The expat tax topic has received a lot of media coverage of late, with some polarised views from professionals within the same industry leading to a lot of confusion. South Africans living abroad are concerned that they are facing an ever-growing tax liability back on their home soil. Tim Powell, director of forex at Sable International, looks at the cold facts of the situation.
In 2017 the National Treasury announced that the tax exemption on South African expatriates is set to change. The legislative amendment, which will come into effect on 1 March 2020, states that South African tax residents abroad will be required to pay tax to South Africa of up to 45% of their foreign employment income, where it exceeds the R1m threshold. This is again under review with a separate workshop set aside to deal with this issue.
Some tax practitioners and financial advisors are advising that financial emigration is a requirement in order to change tax residence status to non-resident and we’re not in agreement with that view; here’s why.
What is Financial Emigration?
Persons regarded as South African Residents for Exchange control purposes who are leaving the Republic to take up permanent residence in any country outside the CMA may apply to an authorised dealer for emigration facilities.
It is important to note that SA residents, who have been living abroad but have not officially emigrated through the Reserve Bank, are considered SA residents for exchange control purposes.
Financial emigration is therefore an exchange control matter whereby a South African can only on application to the SARB financially emigrate and, on approval, become classified as a non-resident by the South African Reserve Bank (SARB) which incorporates the Financial Surveillance department. This process involves:
- Completing an MP336
- Application for emigration tax clearance certificate through SARS
- Submission to SARB
- On approval, opening of blocked Rand account into which any sale proceeds derived from any remaining assets in South Africa for example, surrendering a Retirement annuity or selling a property are deposited and can subsequently be transferred overseas.
From an Exchange Control point, there are 3 categories of persons:
- South African Residents – living in South Africa;
- South African Residents temporarily abroad – any South African living overseas who has not financially emigrated;
- Non-residents – this includes South Africans who have financially emigrated.
Getting back to the expat tax topic, here are some tips from tax practitioners we agree with;
- The intention of the tax payer and the steps they have taken evidencing that intention are critical;
- Financial emigration is not a specific requirement under the SARS ordinary residence test i.e. to satisfy the ‘non-tax residence status’ of an expat living elsewhere. It is a factor to consider in determining intent and good evidence of having acted on that intent;
- If the ‘primary residence test’ cannot determine the tax residency of the individual as being in SA, one needs to consider the secondary ‘Physical Presence Test’, which is a day count exercise.
What is concerning is the different interpretations and opinions amongst tax practitioners and professional advisors and the polarised views expressed where on one side we have those promoting that Financial Emigration is a requirement, versus those that agree that Financial Emigration is not a requirement for becoming non-tax resident.
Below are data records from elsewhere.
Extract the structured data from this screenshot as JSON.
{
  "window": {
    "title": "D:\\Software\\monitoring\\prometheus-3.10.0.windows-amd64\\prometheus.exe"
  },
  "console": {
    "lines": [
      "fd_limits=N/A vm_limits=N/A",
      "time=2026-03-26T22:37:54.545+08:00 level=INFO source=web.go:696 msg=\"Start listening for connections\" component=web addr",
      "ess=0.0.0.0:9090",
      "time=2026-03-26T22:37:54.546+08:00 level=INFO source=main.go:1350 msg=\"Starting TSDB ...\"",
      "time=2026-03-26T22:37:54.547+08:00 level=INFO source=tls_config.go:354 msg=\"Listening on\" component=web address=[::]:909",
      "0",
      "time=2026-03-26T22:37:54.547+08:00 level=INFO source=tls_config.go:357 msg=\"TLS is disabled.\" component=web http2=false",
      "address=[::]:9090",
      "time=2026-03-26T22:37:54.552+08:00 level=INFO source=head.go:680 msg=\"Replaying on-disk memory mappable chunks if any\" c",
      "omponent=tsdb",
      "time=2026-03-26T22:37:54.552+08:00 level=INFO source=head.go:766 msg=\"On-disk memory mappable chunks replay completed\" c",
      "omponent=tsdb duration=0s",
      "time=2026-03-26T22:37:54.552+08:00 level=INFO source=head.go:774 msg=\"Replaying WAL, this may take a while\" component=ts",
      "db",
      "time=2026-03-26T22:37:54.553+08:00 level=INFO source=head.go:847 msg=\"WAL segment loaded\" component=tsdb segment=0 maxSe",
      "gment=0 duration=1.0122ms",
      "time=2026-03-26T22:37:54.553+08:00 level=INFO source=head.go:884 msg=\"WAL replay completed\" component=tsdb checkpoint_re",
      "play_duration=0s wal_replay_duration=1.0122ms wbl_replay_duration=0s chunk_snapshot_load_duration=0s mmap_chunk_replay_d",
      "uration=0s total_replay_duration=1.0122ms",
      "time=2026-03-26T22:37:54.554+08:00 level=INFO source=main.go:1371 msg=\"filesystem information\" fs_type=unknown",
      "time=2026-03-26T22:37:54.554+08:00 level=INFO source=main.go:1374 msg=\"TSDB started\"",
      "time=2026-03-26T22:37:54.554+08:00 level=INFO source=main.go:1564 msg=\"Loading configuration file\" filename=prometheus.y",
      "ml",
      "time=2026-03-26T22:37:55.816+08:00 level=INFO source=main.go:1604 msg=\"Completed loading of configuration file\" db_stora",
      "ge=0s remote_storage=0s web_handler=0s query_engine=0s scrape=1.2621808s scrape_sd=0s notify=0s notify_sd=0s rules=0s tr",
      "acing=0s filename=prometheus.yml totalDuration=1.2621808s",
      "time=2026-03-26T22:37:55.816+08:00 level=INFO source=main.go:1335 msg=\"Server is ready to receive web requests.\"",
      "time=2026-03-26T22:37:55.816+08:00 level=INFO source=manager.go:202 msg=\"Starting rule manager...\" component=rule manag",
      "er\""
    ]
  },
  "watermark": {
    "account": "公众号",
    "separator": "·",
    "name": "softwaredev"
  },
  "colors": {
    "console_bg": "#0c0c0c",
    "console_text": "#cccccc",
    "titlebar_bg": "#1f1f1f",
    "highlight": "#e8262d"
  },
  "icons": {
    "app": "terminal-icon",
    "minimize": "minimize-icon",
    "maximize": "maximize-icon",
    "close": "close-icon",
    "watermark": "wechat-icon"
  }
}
We agree with the camp that Financial Emigration does not automatically make a person non-tax resident, however it can be a contributing factor in determining the ordinary residence test. The ordinary residence test is determined by common law, ie. case law and there are cases that have been reported which deals with this particular aspect in detail. The physical presence test has been codified in legislation so it is simple to consider it’s applicability to any particular situation.
What also needs to be borne in mind is that, where there is a relevant tax treaty in place, you may be regarded as exclusively resident in another country for tax purposes, even if you satisfy SA’s domestic residency tests.
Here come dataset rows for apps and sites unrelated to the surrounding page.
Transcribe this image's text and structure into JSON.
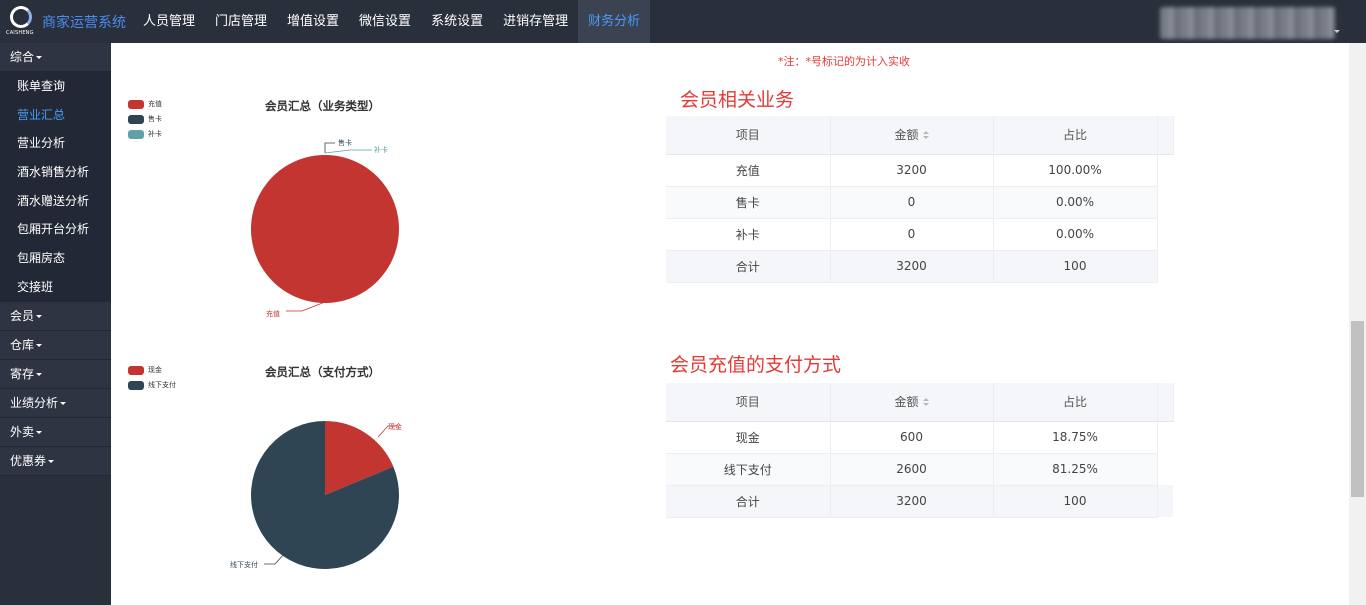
{
  "brand": {
    "logo_text": "CAISHENG",
    "name": "商家运营系统"
  },
  "nav": {
    "items": [
      {
        "label": "人员管理",
        "active": false
      },
      {
        "label": "门店管理",
        "active": false
      },
      {
        "label": "增值设置",
        "active": false
      },
      {
        "label": "微信设置",
        "active": false
      },
      {
        "label": "系统设置",
        "active": false
      },
      {
        "label": "进销存管理",
        "active": false
      },
      {
        "label": "财务分析",
        "active": true
      }
    ]
  },
  "sidebar": {
    "group_overview": "综合",
    "sub_items": [
      {
        "label": "账单查询",
        "active": false
      },
      {
        "label": "营业汇总",
        "active": true
      },
      {
        "label": "营业分析",
        "active": false
      },
      {
        "label": "酒水销售分析",
        "active": false
      },
      {
        "label": "酒水赠送分析",
        "active": false
      },
      {
        "label": "包厢开台分析",
        "active": false
      },
      {
        "label": "包厢房态",
        "active": false
      },
      {
        "label": "交接班",
        "active": false
      }
    ],
    "groups": [
      "会员",
      "仓库",
      "寄存",
      "业绩分析",
      "外卖",
      "优惠券"
    ]
  },
  "note": "*注：*号标记的为计入实收",
  "colors": {
    "red": "#c23531",
    "navy": "#2f4554",
    "teal": "#61a0a8",
    "accent": "#e53935",
    "nav_active": "#4a9cf5"
  },
  "chart_data": [
    {
      "type": "pie",
      "title": "会员汇总（业务类型）",
      "legend": [
        "充值",
        "售卡",
        "补卡"
      ],
      "legend_placement": "top-left",
      "slices": [
        {
          "label": "充值",
          "value": 3200,
          "color": "#c23531"
        },
        {
          "label": "售卡",
          "value": 0,
          "color": "#2f4554"
        },
        {
          "label": "补卡",
          "value": 0,
          "color": "#61a0a8"
        }
      ]
    },
    {
      "type": "pie",
      "title": "会员汇总（支付方式）",
      "legend": [
        "现金",
        "线下支付"
      ],
      "legend_placement": "top-left",
      "slices": [
        {
          "label": "现金",
          "value": 600,
          "color": "#c23531"
        },
        {
          "label": "线下支付",
          "value": 2600,
          "color": "#2f4554"
        }
      ]
    }
  ],
  "section1": {
    "heading": "会员相关业务",
    "headers": [
      "项目",
      "金额",
      "占比"
    ],
    "rows": [
      [
        "充值",
        "3200",
        "100.00%"
      ],
      [
        "售卡",
        "0",
        "0.00%"
      ],
      [
        "补卡",
        "0",
        "0.00%"
      ],
      [
        "合计",
        "3200",
        "100"
      ]
    ]
  },
  "section2": {
    "heading": "会员充值的支付方式",
    "headers": [
      "项目",
      "金额",
      "占比"
    ],
    "rows": [
      [
        "现金",
        "600",
        "18.75%"
      ],
      [
        "线下支付",
        "2600",
        "81.25%"
      ],
      [
        "合计",
        "3200",
        "100"
      ]
    ]
  }
}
The benefits of financial emigration include:
- Being able to access your South African Retirement Annuities before age 55 – Until you have financially emigrated, your status will be as a South African resident temporarily abroad from an exchange control point of view, and you will not be permitted to withdraw your South African retirement annuities out of the country. It is possible for any South African resident to withdraw pension and provident funds prior to retirement. However, accessing retirement annuities requires you to financially emigrate;
- Being able to transfer future SA inheritance funds out of the country without being subjected to the SA resident exchange control process;
- Should you have no intention to return to SA, financial emigration would tidy up your financial affairs with the South African Reserve Bank (SARB) and the South African Revenue Service (SARS);
- Should you have no assets in SA and have been out of the country for longer than 5 years, you can financially emigrate with an exemption of needing to obtain tax clearance with SARS.
Financial Emigration would trigger a once off capital gain liability on certain assets (in SA and abroad) which are now ‘deemed’ to have been disposed of. CGT will depend on the size of the gain (or loss = no tax) from such assets, as well as the nature of the assets. It is possible to ‘backdate’ the financial emigration to avoid having to pay CGT on foreign assets you obtained after you left SA.
Every case requires some analysis whether Financial Emigration is necessary or would put you in a more advantageous position than you currently find yourself in, taking into account both your personal and financial circumstances. As always we would recommend speaking to a suitably qualified adviser that can consider your position and give you an accurate assessment.
Article supplied by Sable Media